J.P. Devine knows things look bad, but don't give up yet. There is still 12 months left of 2022.
Recalling losses on a New year about 65 years ago, J.P. Devine is thinking about family and those we can trust.
The age-old season of joy has arrived, J.P. Devine writes, but what are we to do with the world we find ourselves in?
About the partnership No news organization is more invested in the health of the Gulf of Maine and the region’s residents than the Portland Press Herald and The Boston Globe. So, as the gulf’s warming waters pose an increasingly existential threat to Maine’s signature industry, lobster, we joined forces to take a hard look at the climate crisis unf…

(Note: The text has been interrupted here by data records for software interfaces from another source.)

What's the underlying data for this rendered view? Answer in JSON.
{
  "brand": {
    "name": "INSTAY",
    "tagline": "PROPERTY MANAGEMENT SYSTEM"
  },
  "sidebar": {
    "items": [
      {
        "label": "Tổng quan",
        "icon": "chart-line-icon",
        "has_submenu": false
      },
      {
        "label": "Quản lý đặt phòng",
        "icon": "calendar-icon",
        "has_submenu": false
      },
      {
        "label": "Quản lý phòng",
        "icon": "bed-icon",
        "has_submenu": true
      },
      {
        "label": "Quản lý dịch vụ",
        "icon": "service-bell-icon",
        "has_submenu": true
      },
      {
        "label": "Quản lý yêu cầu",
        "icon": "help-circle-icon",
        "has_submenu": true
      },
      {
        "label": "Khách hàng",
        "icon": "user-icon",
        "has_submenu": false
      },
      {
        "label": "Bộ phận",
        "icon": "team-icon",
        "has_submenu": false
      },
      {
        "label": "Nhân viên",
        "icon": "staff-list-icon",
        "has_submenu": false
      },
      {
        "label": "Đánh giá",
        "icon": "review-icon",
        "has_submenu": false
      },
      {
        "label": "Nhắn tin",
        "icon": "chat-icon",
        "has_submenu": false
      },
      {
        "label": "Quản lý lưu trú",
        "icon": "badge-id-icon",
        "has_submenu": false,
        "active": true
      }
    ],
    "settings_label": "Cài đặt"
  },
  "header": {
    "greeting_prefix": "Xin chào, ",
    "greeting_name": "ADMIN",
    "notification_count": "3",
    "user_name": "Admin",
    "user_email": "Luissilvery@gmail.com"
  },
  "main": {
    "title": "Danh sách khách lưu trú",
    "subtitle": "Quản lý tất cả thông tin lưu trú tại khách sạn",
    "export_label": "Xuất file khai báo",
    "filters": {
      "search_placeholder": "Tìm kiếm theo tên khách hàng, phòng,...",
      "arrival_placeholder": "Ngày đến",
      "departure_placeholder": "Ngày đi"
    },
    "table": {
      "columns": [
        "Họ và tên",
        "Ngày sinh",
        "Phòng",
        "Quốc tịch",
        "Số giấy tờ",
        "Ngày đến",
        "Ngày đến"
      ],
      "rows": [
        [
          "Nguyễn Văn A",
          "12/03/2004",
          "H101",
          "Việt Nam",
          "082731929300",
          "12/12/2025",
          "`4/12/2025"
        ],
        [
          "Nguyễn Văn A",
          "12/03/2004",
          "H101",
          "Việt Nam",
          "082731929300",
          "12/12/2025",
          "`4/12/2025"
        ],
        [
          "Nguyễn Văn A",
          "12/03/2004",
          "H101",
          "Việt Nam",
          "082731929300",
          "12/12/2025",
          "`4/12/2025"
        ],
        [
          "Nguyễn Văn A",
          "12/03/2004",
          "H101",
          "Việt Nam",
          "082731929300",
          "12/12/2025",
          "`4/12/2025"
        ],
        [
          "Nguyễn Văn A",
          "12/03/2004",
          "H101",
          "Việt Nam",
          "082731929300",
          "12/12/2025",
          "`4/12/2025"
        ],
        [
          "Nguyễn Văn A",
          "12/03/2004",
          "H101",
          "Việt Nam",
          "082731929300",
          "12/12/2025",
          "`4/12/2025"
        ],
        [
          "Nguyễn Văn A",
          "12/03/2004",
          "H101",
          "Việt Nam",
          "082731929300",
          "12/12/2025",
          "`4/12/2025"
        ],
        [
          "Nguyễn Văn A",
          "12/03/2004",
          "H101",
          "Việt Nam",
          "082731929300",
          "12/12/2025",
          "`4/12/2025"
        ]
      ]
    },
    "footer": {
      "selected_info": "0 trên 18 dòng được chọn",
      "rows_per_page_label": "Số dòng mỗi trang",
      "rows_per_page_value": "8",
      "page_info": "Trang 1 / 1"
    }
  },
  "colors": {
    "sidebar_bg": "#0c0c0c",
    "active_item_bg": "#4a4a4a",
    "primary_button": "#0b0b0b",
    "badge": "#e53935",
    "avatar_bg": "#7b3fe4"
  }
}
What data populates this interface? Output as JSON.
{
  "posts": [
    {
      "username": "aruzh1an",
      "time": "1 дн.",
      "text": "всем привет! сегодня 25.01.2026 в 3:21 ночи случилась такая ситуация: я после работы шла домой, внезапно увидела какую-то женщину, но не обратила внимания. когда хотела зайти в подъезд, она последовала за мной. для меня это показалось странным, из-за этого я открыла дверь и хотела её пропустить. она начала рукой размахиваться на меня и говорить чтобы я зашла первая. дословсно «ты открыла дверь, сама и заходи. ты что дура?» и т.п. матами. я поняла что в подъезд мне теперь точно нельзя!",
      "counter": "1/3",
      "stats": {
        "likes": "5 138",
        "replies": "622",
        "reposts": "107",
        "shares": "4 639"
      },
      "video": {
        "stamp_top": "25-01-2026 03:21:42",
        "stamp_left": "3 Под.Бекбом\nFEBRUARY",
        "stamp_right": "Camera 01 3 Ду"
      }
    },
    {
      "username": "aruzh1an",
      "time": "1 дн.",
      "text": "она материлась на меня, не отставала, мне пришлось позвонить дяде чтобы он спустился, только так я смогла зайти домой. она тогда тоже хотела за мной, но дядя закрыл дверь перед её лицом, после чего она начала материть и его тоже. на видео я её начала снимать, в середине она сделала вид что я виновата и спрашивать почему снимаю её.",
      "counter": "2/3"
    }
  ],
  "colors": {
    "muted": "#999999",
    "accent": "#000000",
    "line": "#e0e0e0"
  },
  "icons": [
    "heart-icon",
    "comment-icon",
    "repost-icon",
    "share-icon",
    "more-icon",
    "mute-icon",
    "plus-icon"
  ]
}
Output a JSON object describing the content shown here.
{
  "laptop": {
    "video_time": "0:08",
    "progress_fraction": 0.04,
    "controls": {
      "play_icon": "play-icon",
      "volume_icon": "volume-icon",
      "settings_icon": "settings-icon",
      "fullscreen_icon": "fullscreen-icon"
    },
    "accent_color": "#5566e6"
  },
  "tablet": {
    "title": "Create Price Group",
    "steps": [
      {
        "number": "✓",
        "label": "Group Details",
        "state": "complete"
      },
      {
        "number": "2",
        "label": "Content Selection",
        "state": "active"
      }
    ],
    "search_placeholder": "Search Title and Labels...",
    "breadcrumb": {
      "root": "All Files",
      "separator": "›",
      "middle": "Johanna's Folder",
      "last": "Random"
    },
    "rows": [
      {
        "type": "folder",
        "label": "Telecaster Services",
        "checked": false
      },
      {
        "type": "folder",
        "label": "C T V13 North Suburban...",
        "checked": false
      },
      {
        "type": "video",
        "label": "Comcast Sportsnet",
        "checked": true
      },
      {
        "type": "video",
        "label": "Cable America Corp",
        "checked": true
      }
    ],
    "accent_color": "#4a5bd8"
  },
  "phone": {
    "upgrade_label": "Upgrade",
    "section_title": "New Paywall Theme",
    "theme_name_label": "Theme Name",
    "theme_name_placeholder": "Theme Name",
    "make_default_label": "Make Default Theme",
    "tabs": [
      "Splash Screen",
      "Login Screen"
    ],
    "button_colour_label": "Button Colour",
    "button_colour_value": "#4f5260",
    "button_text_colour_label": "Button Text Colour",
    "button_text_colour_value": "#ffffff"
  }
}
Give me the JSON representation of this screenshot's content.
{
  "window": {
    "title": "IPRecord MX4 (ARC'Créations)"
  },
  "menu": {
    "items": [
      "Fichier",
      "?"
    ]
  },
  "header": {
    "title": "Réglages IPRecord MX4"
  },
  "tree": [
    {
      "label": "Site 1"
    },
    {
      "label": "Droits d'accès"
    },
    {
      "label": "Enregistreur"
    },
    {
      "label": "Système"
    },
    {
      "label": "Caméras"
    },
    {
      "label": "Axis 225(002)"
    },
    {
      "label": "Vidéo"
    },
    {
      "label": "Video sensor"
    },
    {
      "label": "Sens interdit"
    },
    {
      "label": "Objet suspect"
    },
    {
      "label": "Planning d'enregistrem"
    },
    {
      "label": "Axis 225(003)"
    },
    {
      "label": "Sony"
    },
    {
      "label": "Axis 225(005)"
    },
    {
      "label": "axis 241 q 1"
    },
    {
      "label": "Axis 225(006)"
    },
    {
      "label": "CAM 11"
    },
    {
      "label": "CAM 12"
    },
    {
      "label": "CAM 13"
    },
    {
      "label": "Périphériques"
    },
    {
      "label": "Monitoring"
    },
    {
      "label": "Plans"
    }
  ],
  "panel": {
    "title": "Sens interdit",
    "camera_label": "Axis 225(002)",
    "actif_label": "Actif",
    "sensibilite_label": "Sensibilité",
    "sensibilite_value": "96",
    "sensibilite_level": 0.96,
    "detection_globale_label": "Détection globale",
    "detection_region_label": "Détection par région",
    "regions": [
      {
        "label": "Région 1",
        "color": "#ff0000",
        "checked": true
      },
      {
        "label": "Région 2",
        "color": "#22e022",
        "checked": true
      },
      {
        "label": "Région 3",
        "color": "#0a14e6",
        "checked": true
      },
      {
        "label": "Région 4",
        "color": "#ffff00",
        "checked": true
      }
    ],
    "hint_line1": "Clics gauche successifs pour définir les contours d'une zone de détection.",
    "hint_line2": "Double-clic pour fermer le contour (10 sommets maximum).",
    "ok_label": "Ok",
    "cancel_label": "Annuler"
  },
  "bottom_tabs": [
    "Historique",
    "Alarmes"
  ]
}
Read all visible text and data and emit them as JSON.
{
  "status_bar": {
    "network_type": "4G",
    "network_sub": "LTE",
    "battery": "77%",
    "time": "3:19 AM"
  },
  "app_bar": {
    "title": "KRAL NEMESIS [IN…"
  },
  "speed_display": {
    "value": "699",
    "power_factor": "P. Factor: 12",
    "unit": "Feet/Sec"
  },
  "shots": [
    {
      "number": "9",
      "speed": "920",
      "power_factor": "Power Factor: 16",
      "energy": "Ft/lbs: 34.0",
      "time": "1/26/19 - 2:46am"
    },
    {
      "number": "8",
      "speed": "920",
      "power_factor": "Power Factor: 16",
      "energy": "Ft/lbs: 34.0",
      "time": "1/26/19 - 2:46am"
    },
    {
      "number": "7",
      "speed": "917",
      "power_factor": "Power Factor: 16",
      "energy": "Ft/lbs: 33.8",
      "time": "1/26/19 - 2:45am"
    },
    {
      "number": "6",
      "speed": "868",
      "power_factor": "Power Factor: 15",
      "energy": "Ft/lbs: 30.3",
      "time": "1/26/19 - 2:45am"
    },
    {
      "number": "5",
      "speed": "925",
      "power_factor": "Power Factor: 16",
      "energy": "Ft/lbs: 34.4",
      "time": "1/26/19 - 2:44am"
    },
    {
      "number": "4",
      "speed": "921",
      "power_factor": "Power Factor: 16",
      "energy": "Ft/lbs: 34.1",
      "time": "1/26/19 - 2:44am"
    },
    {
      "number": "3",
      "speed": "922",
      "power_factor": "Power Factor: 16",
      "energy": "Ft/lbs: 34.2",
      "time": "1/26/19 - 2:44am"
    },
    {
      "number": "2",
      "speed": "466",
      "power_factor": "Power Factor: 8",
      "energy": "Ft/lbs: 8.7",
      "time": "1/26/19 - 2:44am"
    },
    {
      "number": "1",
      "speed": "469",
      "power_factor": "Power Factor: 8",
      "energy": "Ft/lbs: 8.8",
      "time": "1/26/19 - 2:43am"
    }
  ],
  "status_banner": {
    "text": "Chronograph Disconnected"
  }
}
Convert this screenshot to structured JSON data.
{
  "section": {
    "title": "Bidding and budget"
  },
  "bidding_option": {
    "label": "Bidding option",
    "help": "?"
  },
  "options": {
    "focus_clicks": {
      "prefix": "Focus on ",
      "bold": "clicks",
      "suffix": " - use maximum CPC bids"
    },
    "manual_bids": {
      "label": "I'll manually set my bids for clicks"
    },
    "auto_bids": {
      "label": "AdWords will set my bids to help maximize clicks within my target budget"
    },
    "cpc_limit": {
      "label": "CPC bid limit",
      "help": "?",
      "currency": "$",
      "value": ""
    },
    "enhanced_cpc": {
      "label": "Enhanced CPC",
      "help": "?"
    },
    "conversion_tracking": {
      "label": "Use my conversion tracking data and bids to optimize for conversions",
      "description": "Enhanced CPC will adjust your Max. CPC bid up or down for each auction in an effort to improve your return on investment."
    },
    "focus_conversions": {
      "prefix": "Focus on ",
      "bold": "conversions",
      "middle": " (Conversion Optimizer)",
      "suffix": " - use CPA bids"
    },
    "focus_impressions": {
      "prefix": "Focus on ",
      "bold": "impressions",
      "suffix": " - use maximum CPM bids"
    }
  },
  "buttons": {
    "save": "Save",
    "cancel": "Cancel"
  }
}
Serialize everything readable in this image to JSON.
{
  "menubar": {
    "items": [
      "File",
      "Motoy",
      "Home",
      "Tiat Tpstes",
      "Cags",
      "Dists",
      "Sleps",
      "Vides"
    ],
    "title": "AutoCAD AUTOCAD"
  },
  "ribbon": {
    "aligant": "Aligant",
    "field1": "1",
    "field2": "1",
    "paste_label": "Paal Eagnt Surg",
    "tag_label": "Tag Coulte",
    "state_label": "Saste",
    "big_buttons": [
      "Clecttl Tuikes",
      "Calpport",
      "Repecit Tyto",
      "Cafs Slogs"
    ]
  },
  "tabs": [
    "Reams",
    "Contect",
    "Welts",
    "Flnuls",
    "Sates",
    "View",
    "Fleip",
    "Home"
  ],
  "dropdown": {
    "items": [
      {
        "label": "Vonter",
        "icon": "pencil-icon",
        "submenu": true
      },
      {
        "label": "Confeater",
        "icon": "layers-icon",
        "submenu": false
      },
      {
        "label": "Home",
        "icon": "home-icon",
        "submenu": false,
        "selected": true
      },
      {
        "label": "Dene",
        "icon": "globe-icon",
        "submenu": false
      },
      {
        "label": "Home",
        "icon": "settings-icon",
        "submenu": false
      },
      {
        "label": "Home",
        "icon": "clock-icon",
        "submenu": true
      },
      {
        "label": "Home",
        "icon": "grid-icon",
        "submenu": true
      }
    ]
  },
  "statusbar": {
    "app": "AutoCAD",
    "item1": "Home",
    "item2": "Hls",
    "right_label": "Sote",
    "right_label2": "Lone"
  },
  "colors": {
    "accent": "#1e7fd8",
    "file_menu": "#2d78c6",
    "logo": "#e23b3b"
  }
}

The easiest tree job ever has J.P. Devine thinking of cherished ornaments instead of panicking.
After 33 years at the Portland Press Herald, reporter Meredith Goad is retiring and moving back to her childhood home of Tennessee. She talked with food editor Peggy Grodinsky about how the food and drinks scene in Portland, and Maine, has exploded over the 15 + years she has chronicled it, from Sam Hayward’s 2004 James Beard Foundation award for B…
There was one bright light recently amid the bad COVID-19 news, J.P. Devine says.
When the local Starbucks starting locking its doors early because of short-staffing, the response from some patrons was as if the Vatican had canceled Christmas, J.P. Devine says.
It's hard to tell these days when people are smiling beneath their masks, but J.P. Devine has learned the importance of activating those 10 facial muscles.
Remembering his first dog, J.P. Devine recounts the love affair and magic eyes that stick with him today.
The notion of owning robes or pajamas was a foreign concept to J.P. Devine until he met She, an actress of great style and manners.
Nearly 40 years after arriving in Maine, J.P. Devine still doesn't consider himself a Mainer and is still wondering when it will snow.
The work of cutting hair has never seem so consequential as it has during the pandemic, J.P. Devine says.
Even though J.P. Devine traded palm trees for birches long ago, he mulls over the close Hollywood connections he still has that lend insight into modern-day struggles of show business.
Eyes closed in thought, J.P. Devine ponders what it means to be alive and experiencing another colorful October.